[Task directions] Write only how many lines in this data include "Mostrar".

[Source data]

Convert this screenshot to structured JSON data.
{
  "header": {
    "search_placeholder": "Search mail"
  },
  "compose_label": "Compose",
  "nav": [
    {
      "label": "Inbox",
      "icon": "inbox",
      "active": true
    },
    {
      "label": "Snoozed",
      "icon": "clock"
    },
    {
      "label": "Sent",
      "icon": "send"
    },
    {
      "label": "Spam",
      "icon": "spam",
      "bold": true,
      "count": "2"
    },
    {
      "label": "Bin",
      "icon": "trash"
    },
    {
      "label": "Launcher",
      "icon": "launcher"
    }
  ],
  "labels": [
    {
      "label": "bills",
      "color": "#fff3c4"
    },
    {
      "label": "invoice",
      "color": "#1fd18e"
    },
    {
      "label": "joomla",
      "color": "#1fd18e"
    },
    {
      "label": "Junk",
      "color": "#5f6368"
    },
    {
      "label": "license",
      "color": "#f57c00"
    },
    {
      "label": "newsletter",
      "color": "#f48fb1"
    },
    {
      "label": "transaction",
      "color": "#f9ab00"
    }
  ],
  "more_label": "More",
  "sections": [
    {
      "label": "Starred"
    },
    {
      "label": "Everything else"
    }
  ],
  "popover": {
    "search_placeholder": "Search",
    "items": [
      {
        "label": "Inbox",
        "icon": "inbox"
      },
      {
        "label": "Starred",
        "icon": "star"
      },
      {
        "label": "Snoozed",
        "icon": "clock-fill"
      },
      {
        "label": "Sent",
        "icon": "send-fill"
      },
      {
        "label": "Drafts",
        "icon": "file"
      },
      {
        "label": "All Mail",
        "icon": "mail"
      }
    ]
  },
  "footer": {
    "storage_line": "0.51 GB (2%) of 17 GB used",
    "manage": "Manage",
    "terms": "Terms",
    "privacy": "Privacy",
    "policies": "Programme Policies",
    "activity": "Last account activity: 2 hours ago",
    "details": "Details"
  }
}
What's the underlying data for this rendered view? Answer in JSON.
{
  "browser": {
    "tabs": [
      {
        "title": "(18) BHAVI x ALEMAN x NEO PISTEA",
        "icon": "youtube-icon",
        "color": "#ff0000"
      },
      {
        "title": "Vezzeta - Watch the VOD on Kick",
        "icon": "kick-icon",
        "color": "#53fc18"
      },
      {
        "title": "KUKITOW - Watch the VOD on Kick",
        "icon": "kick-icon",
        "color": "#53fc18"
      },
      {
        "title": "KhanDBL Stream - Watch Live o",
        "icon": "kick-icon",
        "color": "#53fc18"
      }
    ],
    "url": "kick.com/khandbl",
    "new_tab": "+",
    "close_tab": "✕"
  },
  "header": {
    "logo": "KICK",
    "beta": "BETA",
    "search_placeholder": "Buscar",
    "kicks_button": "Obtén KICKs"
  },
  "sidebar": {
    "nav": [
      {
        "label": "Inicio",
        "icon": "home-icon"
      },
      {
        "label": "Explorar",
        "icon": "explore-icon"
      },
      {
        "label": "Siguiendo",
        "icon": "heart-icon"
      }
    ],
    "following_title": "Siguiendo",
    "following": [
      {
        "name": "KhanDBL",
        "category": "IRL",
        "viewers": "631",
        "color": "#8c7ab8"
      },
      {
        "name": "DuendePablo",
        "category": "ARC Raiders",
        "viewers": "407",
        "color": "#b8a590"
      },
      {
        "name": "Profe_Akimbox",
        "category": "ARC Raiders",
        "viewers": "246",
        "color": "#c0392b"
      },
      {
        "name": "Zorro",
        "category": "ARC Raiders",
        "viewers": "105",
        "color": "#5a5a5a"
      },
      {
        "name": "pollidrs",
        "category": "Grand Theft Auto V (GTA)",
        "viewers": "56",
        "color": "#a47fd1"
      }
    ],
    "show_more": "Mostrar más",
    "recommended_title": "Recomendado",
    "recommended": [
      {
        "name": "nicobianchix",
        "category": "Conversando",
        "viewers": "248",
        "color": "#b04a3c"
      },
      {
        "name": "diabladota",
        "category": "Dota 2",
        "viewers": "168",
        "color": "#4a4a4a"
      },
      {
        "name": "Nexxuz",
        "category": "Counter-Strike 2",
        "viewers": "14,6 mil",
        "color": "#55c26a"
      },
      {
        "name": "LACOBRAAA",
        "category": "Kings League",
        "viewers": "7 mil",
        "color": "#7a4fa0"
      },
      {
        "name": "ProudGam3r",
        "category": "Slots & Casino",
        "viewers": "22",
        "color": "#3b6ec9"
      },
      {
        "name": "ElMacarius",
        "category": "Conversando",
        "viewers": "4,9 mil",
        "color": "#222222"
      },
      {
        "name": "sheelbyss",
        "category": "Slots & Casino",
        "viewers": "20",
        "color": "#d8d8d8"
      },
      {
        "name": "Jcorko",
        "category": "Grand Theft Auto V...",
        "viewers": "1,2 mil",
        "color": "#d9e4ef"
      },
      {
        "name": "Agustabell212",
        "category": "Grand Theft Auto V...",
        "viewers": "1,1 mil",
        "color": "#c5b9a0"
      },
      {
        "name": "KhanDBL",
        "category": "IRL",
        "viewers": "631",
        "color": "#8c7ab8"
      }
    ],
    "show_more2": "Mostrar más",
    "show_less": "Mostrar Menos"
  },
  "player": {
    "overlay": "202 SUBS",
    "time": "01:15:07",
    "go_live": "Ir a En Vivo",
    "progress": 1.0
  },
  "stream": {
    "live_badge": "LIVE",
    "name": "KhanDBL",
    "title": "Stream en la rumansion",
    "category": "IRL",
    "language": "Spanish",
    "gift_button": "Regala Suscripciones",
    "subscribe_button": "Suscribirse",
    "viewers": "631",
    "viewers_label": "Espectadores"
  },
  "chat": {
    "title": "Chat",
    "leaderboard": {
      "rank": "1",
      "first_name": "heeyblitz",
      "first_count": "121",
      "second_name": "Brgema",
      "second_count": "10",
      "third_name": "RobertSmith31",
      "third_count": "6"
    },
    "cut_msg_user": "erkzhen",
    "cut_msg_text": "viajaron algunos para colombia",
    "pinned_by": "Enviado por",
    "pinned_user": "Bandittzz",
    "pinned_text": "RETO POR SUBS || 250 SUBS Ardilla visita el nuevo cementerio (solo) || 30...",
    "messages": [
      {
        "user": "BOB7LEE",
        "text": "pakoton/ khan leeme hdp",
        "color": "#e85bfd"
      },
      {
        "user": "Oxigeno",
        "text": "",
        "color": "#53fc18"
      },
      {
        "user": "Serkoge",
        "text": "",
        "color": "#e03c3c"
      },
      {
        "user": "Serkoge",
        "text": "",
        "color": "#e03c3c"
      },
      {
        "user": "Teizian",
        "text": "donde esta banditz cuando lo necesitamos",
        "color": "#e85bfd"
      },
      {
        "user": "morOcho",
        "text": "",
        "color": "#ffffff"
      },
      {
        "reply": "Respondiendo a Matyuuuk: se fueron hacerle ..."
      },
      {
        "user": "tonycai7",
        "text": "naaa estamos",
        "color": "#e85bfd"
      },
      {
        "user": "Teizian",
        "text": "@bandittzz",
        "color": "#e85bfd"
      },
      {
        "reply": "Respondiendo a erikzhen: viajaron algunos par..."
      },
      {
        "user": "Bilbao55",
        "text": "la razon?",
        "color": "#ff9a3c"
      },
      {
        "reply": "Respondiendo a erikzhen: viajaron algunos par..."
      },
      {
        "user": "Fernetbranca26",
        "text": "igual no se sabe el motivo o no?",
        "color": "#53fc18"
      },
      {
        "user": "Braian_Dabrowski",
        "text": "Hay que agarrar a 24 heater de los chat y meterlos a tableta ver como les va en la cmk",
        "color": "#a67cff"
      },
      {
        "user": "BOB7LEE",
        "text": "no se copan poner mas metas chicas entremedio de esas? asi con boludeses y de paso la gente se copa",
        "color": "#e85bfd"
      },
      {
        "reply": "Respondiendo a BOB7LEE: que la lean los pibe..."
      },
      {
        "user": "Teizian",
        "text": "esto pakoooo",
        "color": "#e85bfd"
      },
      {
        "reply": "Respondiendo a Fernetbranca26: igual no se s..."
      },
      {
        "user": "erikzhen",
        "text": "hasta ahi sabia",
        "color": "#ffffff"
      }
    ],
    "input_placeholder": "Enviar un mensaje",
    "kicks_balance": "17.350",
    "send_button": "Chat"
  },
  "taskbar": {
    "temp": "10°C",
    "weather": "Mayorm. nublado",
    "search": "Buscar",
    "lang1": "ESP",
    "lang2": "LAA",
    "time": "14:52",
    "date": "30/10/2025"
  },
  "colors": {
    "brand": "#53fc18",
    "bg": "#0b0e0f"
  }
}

[Finished task] 3